Carlos Hank González is not just a leading Mexican businessman as chairman of Banorte. He is an advocate for Mexican business.
And his support not only has been focused at home but also has expanded internationally – a combination centered on what he has called all people’s dreams for a better life. “And as we have always done, we are going to promote it.”
Mexican companies compete with the best in the world…and win.
In 2019, Carlos Hank González represented Latin American banks on a panel at the United Nations, where he became a founding signatory to the Principles for Responsible Banking. The principles are designed for banks to align all their decisions with social, environmental and ethical goals.
“Banks have to be part of that recovery, but we are going to have to transform ourselves and stop doing business as usual. We should consider working with all our stakeholders and understanding that the context has changed. For a true recovery to take place, it must be sustainable,” he said.

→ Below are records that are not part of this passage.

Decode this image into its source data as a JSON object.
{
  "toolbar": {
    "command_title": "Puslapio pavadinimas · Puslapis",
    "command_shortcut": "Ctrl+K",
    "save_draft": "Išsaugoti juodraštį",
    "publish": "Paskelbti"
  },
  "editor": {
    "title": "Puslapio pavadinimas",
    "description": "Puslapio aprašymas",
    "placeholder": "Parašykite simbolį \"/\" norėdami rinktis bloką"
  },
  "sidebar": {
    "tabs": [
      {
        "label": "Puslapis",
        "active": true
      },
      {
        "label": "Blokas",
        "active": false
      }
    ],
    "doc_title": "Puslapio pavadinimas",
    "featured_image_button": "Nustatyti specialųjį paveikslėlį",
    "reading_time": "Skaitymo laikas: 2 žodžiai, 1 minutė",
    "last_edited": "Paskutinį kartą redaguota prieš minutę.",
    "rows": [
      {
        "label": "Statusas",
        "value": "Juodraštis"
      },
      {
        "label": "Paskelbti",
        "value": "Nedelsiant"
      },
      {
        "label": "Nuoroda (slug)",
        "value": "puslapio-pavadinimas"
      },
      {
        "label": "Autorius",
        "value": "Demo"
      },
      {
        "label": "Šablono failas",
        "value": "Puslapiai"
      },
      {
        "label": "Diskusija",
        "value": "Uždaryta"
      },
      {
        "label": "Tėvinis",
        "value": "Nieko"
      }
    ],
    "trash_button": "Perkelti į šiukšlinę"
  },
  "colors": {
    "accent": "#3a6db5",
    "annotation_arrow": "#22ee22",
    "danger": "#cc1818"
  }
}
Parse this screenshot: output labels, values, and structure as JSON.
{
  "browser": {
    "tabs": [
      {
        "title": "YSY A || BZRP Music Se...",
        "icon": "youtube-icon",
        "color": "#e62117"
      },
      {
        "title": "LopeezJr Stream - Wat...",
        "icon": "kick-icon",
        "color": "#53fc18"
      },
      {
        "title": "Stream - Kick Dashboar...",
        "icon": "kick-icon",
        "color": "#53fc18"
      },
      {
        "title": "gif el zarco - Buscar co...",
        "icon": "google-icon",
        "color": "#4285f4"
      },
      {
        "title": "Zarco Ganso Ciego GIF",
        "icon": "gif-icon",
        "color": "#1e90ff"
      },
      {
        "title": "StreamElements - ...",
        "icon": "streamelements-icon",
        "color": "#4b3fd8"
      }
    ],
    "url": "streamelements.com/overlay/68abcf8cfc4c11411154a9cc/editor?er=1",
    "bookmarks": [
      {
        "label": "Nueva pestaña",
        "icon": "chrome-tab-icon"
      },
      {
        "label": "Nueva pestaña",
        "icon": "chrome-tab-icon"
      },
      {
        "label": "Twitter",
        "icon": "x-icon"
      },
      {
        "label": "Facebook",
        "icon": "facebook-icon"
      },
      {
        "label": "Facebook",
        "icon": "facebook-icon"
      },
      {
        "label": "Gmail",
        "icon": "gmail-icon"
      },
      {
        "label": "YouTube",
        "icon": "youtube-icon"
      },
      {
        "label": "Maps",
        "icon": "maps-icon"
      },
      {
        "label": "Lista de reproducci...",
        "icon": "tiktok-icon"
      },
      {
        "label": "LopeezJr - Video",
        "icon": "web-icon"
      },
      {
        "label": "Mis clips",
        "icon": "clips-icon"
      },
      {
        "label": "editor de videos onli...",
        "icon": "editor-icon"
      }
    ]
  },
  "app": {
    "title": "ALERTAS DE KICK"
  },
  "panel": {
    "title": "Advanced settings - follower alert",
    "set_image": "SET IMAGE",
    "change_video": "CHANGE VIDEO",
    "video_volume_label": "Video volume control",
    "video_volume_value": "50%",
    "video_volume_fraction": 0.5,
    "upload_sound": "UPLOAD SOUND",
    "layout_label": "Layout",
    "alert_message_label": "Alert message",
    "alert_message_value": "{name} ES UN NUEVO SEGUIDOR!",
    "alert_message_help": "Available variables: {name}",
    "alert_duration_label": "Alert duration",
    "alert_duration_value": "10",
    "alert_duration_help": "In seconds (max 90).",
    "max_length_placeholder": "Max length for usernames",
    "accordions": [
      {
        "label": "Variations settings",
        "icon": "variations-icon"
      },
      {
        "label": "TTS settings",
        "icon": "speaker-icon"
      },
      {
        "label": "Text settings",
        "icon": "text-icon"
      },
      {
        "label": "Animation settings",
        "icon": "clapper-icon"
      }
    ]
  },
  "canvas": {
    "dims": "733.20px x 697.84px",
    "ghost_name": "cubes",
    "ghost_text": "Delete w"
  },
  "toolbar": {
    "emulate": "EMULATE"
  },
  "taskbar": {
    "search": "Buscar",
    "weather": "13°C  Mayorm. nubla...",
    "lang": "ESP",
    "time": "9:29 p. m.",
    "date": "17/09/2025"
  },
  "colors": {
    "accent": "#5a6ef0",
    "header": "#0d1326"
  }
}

We are going to have to transform ourselves and stop doing business as usual.
CARLOS HANK GONZÁLEZ SUPPORTED for a renegotiation of NAFTA
CARLOS HANK GONZÁLEZ represented Latin American banks on a panel at the United Nations
Staying grounded in Mexico with a global vision has long underscored Banorte’s business ethos.
Among other initiatives, he joined the call of a group of 390 global investors representing $22 trillion in assets, for the leaders of the G20 to maintain their commitments to the Paris Climate Agreement.
Banorte believes that social, environmental and climate risks should be factored into every business decision, Carlos Hank González said, and “we want to make sure that our employees, clients and peers are all aware of their importance.”
He also has been a strong backer for Mexico’s participation in multi-lateral trade agreements. In 2017-18, he supported a renegotiation of the North American Free Trade Agreement.
In 2019, he led the Banorte Forum, entitled “The Social Challenge of Banking.” In it, the bank asserted that, amid pressing challenges of poverty and exclusion, “businesses must assume greater commitment to our people, to our communities and to our country.”
And in 2020, to mark the completion that summer of the United States–Mexico–Canada Agreement (USMCA), he traveled to Washington with a group of 20 Mexican business leaders from the automotive, telecommunications and media, transportation, technology, energy and financial industries on a mission backed by the Mexican Foreign Ministry.
That outreach reflects not just his service as a leader for his businesses but also his drive to improve economic conditions of all businesses in Mexico and to demonstrate that global collaboration will forge the way toward greater peace and prosperity.